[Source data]
══════════

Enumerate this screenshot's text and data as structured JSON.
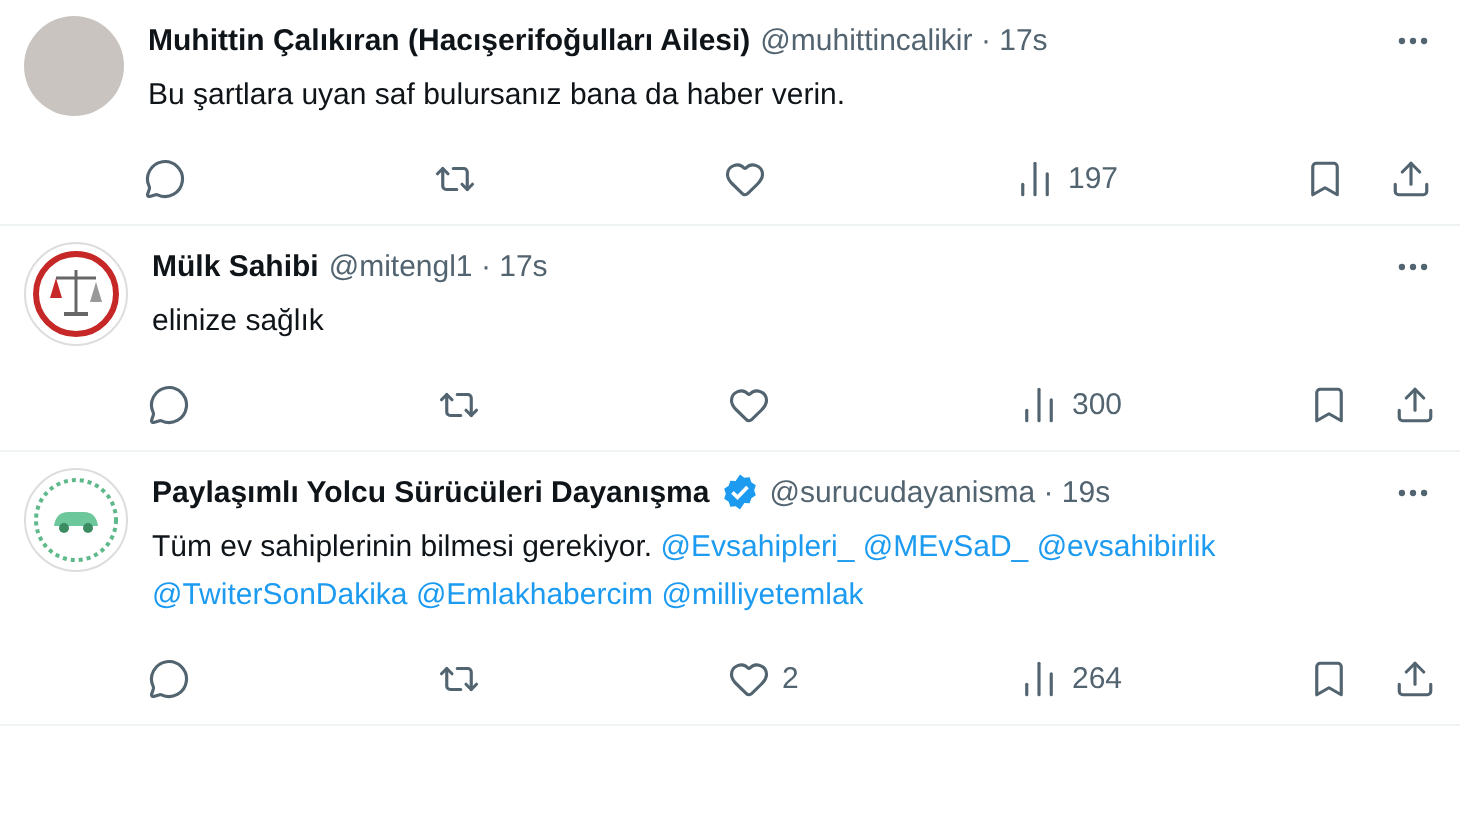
{
  "tweets": [
    {
      "author": {
        "name": "Muhittin Çalıkıran (Hacışerifoğulları Ailesi)",
        "handle": "@muhittincalikir",
        "verified": false,
        "avatar": {
          "kind": "photo"
        }
      },
      "separator": "·",
      "time": "17s",
      "body": [
        {
          "kind": "text",
          "text": "Bu şartlara uyan saf bulursanız bana da haber verin."
        }
      ],
      "actions": [
        {
          "kind": "reply"
        },
        {
          "kind": "retweet"
        },
        {
          "kind": "like"
        },
        {
          "kind": "views",
          "count": "197"
        },
        {
          "kind": "bookmark"
        },
        {
          "kind": "share"
        }
      ]
    },
    {
      "author": {
        "name": "Mülk Sahibi",
        "handle": "@mitengl1",
        "verified": false,
        "avatar": {
          "kind": "scale"
        }
      },
      "separator": "·",
      "time": "17s",
      "body": [
        {
          "kind": "text",
          "text": "elinize sağlık"
        }
      ],
      "actions": [
        {
          "kind": "reply"
        },
        {
          "kind": "retweet"
        },
        {
          "kind": "like"
        },
        {
          "kind": "views",
          "count": "300"
        },
        {
          "kind": "bookmark"
        },
        {
          "kind": "share"
        }
      ]
    },
    {
      "author": {
        "name": "Paylaşımlı Yolcu Sürücüleri Dayanışma",
        "handle": "@surucudayanisma",
        "verified": true,
        "avatar": {
          "kind": "car"
        }
      },
      "separator": "·",
      "time": "19s",
      "body": [
        {
          "kind": "text",
          "text": "Tüm ev sahiplerinin bilmesi gerekiyor."
        },
        {
          "kind": "mention",
          "text": "@Evsahipleri_"
        },
        {
          "kind": "mention",
          "text": "@MEvSaD_"
        },
        {
          "kind": "mention",
          "text": "@evsahibirlik"
        },
        {
          "kind": "mention",
          "text": "@TwiterSonDakika"
        },
        {
          "kind": "mention",
          "text": "@Emlakhabercim"
        },
        {
          "kind": "mention",
          "text": "@milliyetemlak"
        }
      ],
      "actions": [
        {
          "kind": "reply"
        },
        {
          "kind": "retweet"
        },
        {
          "kind": "like",
          "count": "2"
        },
        {
          "kind": "views",
          "count": "264"
        },
        {
          "kind": "bookmark"
        },
        {
          "kind": "share"
        }
      ]
    }
  ]
}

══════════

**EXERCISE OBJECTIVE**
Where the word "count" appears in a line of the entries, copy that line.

**EXERCISE SOLUTION**
          "count": "197"
          "count": "300"
          "count": "2"
          "count": "264"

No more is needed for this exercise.